• Problem to solve
Every line of the data should be written out exactly, with the pictures left out.
----- Input -----
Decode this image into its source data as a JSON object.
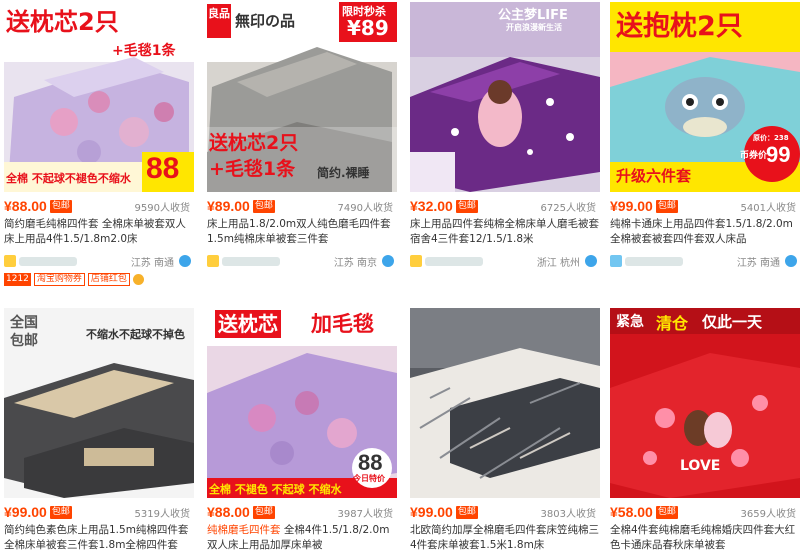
{
  "products": [
    {
      "banner_top": "送枕芯2只",
      "banner_sub": "+毛毯1条",
      "banner_bottom": "全棉 不起球不褪色不缩水",
      "banner_num": "88",
      "price": "¥88.00",
      "baoyou": "包邮",
      "sales": "9590人收货",
      "title": "简约磨毛纯棉四件套 全棉床单被套双人床上用品4件1.5/1.8m2.0床",
      "location": "江苏 南通",
      "tags": [
        "1212",
        "淘宝购物券",
        "店铺红包"
      ]
    },
    {
      "banner_badge": "良品",
      "banner_top": "無印の品",
      "banner_flash": "限时秒杀",
      "banner_flash_price": "¥89",
      "banner_mid": "送枕芯2只",
      "banner_mid2": "+毛毯1条",
      "banner_slogan": "简约.裸睡",
      "price": "¥89.00",
      "baoyou": "包邮",
      "sales": "7490人收货",
      "title": "床上用品1.8/2.0m双人纯色磨毛四件套1.5m纯棉床单被套三件套",
      "location": "江苏 南京"
    },
    {
      "banner_top": "公主梦LIFE",
      "banner_sub": "开启浪漫新生活",
      "price": "¥32.00",
      "baoyou": "包邮",
      "sales": "6725人收货",
      "title": "床上用品四件套纯棉全棉床单人磨毛被套宿舍4三件套12/1.5/1.8米",
      "location": "浙江 杭州"
    },
    {
      "banner_top": "送抱枕2只",
      "banner_bottom": "升级六件套",
      "banner_price_label": "币券价",
      "banner_price": "99",
      "banner_small": "原价：238",
      "price": "¥99.00",
      "baoyou": "包邮",
      "sales": "5401人收货",
      "title": "纯棉卡通床上用品四件套1.5/1.8/2.0m全棉被套被套四件套双人床品",
      "location": "江苏 南通"
    },
    {
      "banner_badge": "全国包邮",
      "banner_top": "不缩水不起球不掉色",
      "price": "¥99.00",
      "baoyou": "包邮",
      "sales": "5319人收货",
      "title": "简约纯色素色床上用品1.5m纯棉四件套全棉床单被套三件套1.8m全棉四件套",
      "location": ""
    },
    {
      "banner_top": "送枕芯",
      "banner_top2": "加毛毯",
      "banner_bottom": "全棉 不褪色 不起球 不缩水",
      "banner_num": "88",
      "banner_num_label": "今日特价",
      "price": "¥88.00",
      "baoyou": "包邮",
      "sales": "3987人收货",
      "title_hl": "纯棉磨毛四件套",
      "title": " 全棉4件1.5/1.8/2.0m双人床上用品加厚床单被",
      "location": ""
    },
    {
      "price": "¥99.00",
      "baoyou": "包邮",
      "sales": "3803人收货",
      "title": "北欧简约加厚全棉磨毛四件套床笠纯棉三4件套床单被套1.5米1.8m床",
      "location": ""
    },
    {
      "banner_left": "紧急",
      "banner_mid": "清仓",
      "banner_right": "仅此一天",
      "banner_love": "LOVE",
      "price": "¥58.00",
      "baoyou": "包邮",
      "sales": "3659人收货",
      "title": "全棉4件套纯棉磨毛纯棉婚庆四件套大红色卡通床品春秋床单被套",
      "location": ""
    }
  ],
  "colors": {
    "accent": "#ff4400",
    "yellow": "#ffe600",
    "purple_bed": "#9a86c8",
    "grey_bed": "#8c8c8c",
    "violet_bed": "#6b2a86",
    "red_bed": "#d2141c"
  }
}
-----
• Response box
Decode this image into its source data as a JSON object.
{
  "products": [
    {
      "banner_top": "送枕芯2只",
      "banner_sub": "+毛毯1条",
      "banner_bottom": "全棉 不起球不褪色不缩水",
      "banner_num": "88",
      "price": "¥88.00",
      "baoyou": "包邮",
      "sales": "9590人收货",
      "title": "简约磨毛纯棉四件套 全棉床单被套双人床上用品4件1.5/1.8m2.0床",
      "location": "江苏 南通",
      "tags": [
        "1212",
        "淘宝购物券",
        "店铺红包"
      ]
    },
    {
      "banner_badge": "良品",
      "banner_top": "無印の品",
      "banner_flash": "限时秒杀",
      "banner_flash_price": "¥89",
      "banner_mid": "送枕芯2只",
      "banner_mid2": "+毛毯1条",
      "banner_slogan": "简约.裸睡",
      "price": "¥89.00",
      "baoyou": "包邮",
      "sales": "7490人收货",
      "title": "床上用品1.8/2.0m双人纯色磨毛四件套1.5m纯棉床单被套三件套",
      "location": "江苏 南京"
    },
    {
      "banner_top": "公主梦LIFE",
      "banner_sub": "开启浪漫新生活",
      "price": "¥32.00",
      "baoyou": "包邮",
      "sales": "6725人收货",
      "title": "床上用品四件套纯棉全棉床单人磨毛被套宿舍4三件套12/1.5/1.8米",
      "location": "浙江 杭州"
    },
    {
      "banner_top": "送抱枕2只",
      "banner_bottom": "升级六件套",
      "banner_price_label": "币券价",
      "banner_price": "99",
      "banner_small": "原价：238",
      "price": "¥99.00",
      "baoyou": "包邮",
      "sales": "5401人收货",
      "title": "纯棉卡通床上用品四件套1.5/1.8/2.0m全棉被套被套四件套双人床品",
      "location": "江苏 南通"
    },
    {
      "banner_badge": "全国包邮",
      "banner_top": "不缩水不起球不掉色",
      "price": "¥99.00",
      "baoyou": "包邮",
      "sales": "5319人收货",
      "title": "简约纯色素色床上用品1.5m纯棉四件套全棉床单被套三件套1.8m全棉四件套",
      "location": ""
    },
    {
      "banner_top": "送枕芯",
      "banner_top2": "加毛毯",
      "banner_bottom": "全棉 不褪色 不起球 不缩水",
      "banner_num": "88",
      "banner_num_label": "今日特价",
      "price": "¥88.00",
      "baoyou": "包邮",
      "sales": "3987人收货",
      "title_hl": "纯棉磨毛四件套",
      "title": " 全棉4件1.5/1.8/2.0m双人床上用品加厚床单被",
      "location": ""
    },
    {
      "price": "¥99.00",
      "baoyou": "包邮",
      "sales": "3803人收货",
      "title": "北欧简约加厚全棉磨毛四件套床笠纯棉三4件套床单被套1.5米1.8m床",
      "location": ""
    },
    {
      "banner_left": "紧急",
      "banner_mid": "清仓",
      "banner_right": "仅此一天",
      "banner_love": "LOVE",
      "price": "¥58.00",
      "baoyou": "包邮",
      "sales": "3659人收货",
      "title": "全棉4件套纯棉磨毛纯棉婚庆四件套大红色卡通床品春秋床单被套",
      "location": ""
    }
  ],
  "colors": {
    "accent": "#ff4400",
    "yellow": "#ffe600",
    "purple_bed": "#9a86c8",
    "grey_bed": "#8c8c8c",
    "violet_bed": "#6b2a86",
    "red_bed": "#d2141c"
  }
}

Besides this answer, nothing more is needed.